I woke up one morning very early, at about 4:30 a.m., just a day or two after the time change. It was unusually warm for the past two weeks, so Spring was already starting to appear, but that morning I woke up without a thought and just lay there, aware and meditative. I heard the early bird. I wondered why the early bird sang so early. He just does, I guess. I’ll investigate.

Soon after I heard a heron hunting over the river. That sound reached my ear and made me aware of Spring. Just that. The heron’s call made me think of the trees outside my window dressed in all their finery after the bare winter. I thought of kayaking the (admittedly very dirty) river and how fun it was last year. I think I’ll help with the river cleanup later this month.

And who else might be hearing the heron and remembering last summer as they lay in their bed half-asleep?

I’m so grateful that even though I live on a traffic-filled street, my little apartment looks out over the river. I have such interesting neighbors. Today, two weeks later, there were cardinals, grackels, geese, and all kinds of different birds singing outside. I listened to them as I got ready for work, and dug around for my Birds of North America.

It’s Spring!

Cliché Romance & Exorcism

As a writer, I have fought long and hard to remove cliche’d words and phrases from my writing. It’s an uphill battle, as you will see if you ever take up the challenge. One of my first writing teachers handed out a mimeographed, crooked old piece of paper with a list of a daunting number of phrases and word combinations considered cliché. Besides the tried and true, old stand-bys, the subtler examples (rock hard, steely-eyed, slippery slope) showed me how such ready-made phraseology is a hallmark of lazy thinking.

Writing is hard. There are so many cheats and short cuts, but they all add up to hackneyed writing. Readers can tell. Readers eyes glaze over, and that response is never the reader’s fault.

Today I found these in an essay draft:

silver lining

grass is greener

expand my horizons

pretty theory

time-honored

and the ones included in this blog post I have purposely left in to show you the depths of my cliché problem.

Fearing that perhaps my thinking is hackeyed, I cut most of them. But I confess I love clichés. They are slightly ridiculous and strangely apt. Today I told a friend, “You made your bed, now lie in it.” We both laughed, as it was literally relevant to her situation. This somehow elevated the usage to the meta-comical, provoking a self-satisfied giddiness, like any well-placed pun or other low-brow verbal effect. Sure, I’m a word nerd.

The sociological interest, however, goes deeper. I’m fascinated by these turns of phrase, and what they may reveal about our culture and way of thinking, making connections, and categorizing.

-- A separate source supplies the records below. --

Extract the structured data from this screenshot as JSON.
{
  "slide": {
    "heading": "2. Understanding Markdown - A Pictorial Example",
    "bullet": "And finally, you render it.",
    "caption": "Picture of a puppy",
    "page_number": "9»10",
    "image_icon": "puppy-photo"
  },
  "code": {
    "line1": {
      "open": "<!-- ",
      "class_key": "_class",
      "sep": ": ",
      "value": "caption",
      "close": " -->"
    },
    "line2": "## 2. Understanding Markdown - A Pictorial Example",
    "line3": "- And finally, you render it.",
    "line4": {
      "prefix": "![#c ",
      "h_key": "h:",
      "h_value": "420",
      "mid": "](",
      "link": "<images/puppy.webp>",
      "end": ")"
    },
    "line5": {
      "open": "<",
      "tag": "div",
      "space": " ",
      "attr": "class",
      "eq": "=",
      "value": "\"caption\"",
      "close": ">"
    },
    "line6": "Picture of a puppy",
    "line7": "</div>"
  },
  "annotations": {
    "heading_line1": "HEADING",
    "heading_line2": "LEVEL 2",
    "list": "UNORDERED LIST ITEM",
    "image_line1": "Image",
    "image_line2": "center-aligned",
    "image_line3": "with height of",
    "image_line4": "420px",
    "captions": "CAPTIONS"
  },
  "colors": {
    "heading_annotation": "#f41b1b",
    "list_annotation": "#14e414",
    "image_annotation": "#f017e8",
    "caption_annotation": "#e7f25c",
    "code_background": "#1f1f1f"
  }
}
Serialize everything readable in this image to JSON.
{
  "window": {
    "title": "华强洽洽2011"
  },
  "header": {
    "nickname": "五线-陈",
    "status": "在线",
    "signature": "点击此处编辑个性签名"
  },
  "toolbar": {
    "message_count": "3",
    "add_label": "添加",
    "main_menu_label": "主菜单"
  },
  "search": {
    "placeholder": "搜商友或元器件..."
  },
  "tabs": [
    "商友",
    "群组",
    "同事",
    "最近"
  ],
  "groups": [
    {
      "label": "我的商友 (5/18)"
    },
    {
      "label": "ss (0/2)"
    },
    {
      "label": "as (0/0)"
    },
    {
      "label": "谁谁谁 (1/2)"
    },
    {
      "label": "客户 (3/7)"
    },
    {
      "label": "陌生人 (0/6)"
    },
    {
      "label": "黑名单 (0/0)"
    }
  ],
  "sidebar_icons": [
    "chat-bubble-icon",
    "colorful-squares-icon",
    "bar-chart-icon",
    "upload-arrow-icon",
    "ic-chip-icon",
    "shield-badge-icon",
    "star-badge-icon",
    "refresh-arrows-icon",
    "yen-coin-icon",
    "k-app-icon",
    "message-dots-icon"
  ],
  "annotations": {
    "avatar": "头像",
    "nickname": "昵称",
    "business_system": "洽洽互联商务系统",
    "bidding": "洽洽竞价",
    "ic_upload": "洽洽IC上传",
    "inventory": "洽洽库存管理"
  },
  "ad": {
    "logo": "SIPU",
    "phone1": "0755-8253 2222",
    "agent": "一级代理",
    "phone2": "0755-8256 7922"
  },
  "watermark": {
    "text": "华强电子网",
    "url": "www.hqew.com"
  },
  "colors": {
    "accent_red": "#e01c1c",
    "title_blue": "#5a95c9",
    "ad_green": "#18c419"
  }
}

I often deconstruct common concepts in my writing. The cliché is similar to stereotype in that it exists as a kind of shorthand. There is a kernel of truth to it. It’s a good jumping-off place. It takes on the air of symbol, that we know at a glance, and ignore, but that which can show us the contours of our beliefs, our interests and motivations.

Cliché is like found meaning. It has existed in culture long enough to be understood implicitly. It’s part of the human condition. The human condition—another curious concept that is more like a rhetorical tag than a defined thing.

Knowing that clichés help us work as little as possible to understand each other, I suppose that’s why they exist. But taking all the little events, how do they add up to a life? How do our words add up to meaning, or alter it, as a pebble plunked into a pond? How do they affect us? and how can we make our expression of ourselves more original?